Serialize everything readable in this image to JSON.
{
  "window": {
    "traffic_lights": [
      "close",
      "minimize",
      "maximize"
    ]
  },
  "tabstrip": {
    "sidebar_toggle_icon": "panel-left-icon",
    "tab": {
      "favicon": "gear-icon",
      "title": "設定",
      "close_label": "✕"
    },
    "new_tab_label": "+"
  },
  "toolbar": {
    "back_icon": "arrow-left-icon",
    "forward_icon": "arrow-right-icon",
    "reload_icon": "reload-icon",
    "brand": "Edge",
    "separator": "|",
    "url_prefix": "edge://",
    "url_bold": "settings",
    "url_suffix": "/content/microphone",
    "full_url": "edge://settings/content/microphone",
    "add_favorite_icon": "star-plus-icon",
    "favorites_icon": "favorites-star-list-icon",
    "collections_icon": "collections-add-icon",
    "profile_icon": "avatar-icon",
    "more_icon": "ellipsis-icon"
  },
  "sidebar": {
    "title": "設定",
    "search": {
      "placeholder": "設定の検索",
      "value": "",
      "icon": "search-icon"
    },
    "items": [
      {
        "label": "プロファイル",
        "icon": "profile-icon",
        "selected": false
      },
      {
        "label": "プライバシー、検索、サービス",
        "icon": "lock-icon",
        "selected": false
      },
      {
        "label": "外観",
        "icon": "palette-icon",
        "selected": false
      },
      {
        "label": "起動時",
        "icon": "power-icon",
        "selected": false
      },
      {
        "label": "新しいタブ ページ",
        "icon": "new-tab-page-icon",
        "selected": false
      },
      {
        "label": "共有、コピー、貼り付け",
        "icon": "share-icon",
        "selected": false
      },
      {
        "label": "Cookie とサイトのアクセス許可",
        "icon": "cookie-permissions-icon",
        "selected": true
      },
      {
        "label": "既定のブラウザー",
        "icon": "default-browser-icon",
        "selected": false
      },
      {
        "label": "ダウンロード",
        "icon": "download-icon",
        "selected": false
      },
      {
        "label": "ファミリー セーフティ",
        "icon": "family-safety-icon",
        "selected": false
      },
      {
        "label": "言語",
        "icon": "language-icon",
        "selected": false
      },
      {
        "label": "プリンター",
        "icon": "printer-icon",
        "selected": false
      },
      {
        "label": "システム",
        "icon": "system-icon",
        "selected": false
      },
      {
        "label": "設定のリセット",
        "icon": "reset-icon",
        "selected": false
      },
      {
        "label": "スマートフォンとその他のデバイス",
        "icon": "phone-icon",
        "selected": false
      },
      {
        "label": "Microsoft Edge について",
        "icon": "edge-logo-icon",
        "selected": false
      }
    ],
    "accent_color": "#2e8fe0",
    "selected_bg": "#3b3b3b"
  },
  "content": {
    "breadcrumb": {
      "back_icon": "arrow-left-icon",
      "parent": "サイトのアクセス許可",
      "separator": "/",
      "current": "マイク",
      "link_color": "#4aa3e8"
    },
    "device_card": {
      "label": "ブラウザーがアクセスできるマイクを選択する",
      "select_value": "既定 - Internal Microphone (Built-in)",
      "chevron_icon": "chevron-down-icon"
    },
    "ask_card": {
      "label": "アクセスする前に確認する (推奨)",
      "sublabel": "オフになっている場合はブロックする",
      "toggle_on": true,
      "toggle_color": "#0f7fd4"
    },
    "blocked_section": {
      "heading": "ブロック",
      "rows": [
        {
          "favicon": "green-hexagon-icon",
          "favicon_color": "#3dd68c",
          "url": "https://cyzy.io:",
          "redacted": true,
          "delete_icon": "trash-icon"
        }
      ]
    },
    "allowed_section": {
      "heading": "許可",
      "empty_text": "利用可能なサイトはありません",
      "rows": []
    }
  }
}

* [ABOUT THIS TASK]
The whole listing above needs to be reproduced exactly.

* [RESPONSE FOR THIS EXERCISE]
Serialize everything readable in this image to JSON.
{
  "window": {
    "traffic_lights": [
      "close",
      "minimize",
      "maximize"
    ]
  },
  "tabstrip": {
    "sidebar_toggle_icon": "panel-left-icon",
    "tab": {
      "favicon": "gear-icon",
      "title": "設定",
      "close_label": "✕"
    },
    "new_tab_label": "+"
  },
  "toolbar": {
    "back_icon": "arrow-left-icon",
    "forward_icon": "arrow-right-icon",
    "reload_icon": "reload-icon",
    "brand": "Edge",
    "separator": "|",
    "url_prefix": "edge://",
    "url_bold": "settings",
    "url_suffix": "/content/microphone",
    "full_url": "edge://settings/content/microphone",
    "add_favorite_icon": "star-plus-icon",
    "favorites_icon": "favorites-star-list-icon",
    "collections_icon": "collections-add-icon",
    "profile_icon": "avatar-icon",
    "more_icon": "ellipsis-icon"
  },
  "sidebar": {
    "title": "設定",
    "search": {
      "placeholder": "設定の検索",
      "value": "",
      "icon": "search-icon"
    },
    "items": [
      {
        "label": "プロファイル",
        "icon": "profile-icon",
        "selected": false
      },
      {
        "label": "プライバシー、検索、サービス",
        "icon": "lock-icon",
        "selected": false
      },
      {
        "label": "外観",
        "icon": "palette-icon",
        "selected": false
      },
      {
        "label": "起動時",
        "icon": "power-icon",
        "selected": false
      },
      {
        "label": "新しいタブ ページ",
        "icon": "new-tab-page-icon",
        "selected": false
      },
      {
        "label": "共有、コピー、貼り付け",
        "icon": "share-icon",
        "selected": false
      },
      {
        "label": "Cookie とサイトのアクセス許可",
        "icon": "cookie-permissions-icon",
        "selected": true
      },
      {
        "label": "既定のブラウザー",
        "icon": "default-browser-icon",
        "selected": false
      },
      {
        "label": "ダウンロード",
        "icon": "download-icon",
        "selected": false
      },
      {
        "label": "ファミリー セーフティ",
        "icon": "family-safety-icon",
        "selected": false
      },
      {
        "label": "言語",
        "icon": "language-icon",
        "selected": false
      },
      {
        "label": "プリンター",
        "icon": "printer-icon",
        "selected": false
      },
      {
        "label": "システム",
        "icon": "system-icon",
        "selected": false
      },
      {
        "label": "設定のリセット",
        "icon": "reset-icon",
        "selected": false
      },
      {
        "label": "スマートフォンとその他のデバイス",
        "icon": "phone-icon",
        "selected": false
      },
      {
        "label": "Microsoft Edge について",
        "icon": "edge-logo-icon",
        "selected": false
      }
    ],
    "accent_color": "#2e8fe0",
    "selected_bg": "#3b3b3b"
  },
  "content": {
    "breadcrumb": {
      "back_icon": "arrow-left-icon",
      "parent": "サイトのアクセス許可",
      "separator": "/",
      "current": "マイク",
      "link_color": "#4aa3e8"
    },
    "device_card": {
      "label": "ブラウザーがアクセスできるマイクを選択する",
      "select_value": "既定 - Internal Microphone (Built-in)",
      "chevron_icon": "chevron-down-icon"
    },
    "ask_card": {
      "label": "アクセスする前に確認する (推奨)",
      "sublabel": "オフになっている場合はブロックする",
      "toggle_on": true,
      "toggle_color": "#0f7fd4"
    },
    "blocked_section": {
      "heading": "ブロック",
      "rows": [
        {
          "favicon": "green-hexagon-icon",
          "favicon_color": "#3dd68c",
          "url": "https://cyzy.io:",
          "redacted": true,
          "delete_icon": "trash-icon"
        }
      ]
    },
    "allowed_section": {
      "heading": "許可",
      "empty_text": "利用可能なサイトはありません",
      "rows": []
    }
  }
}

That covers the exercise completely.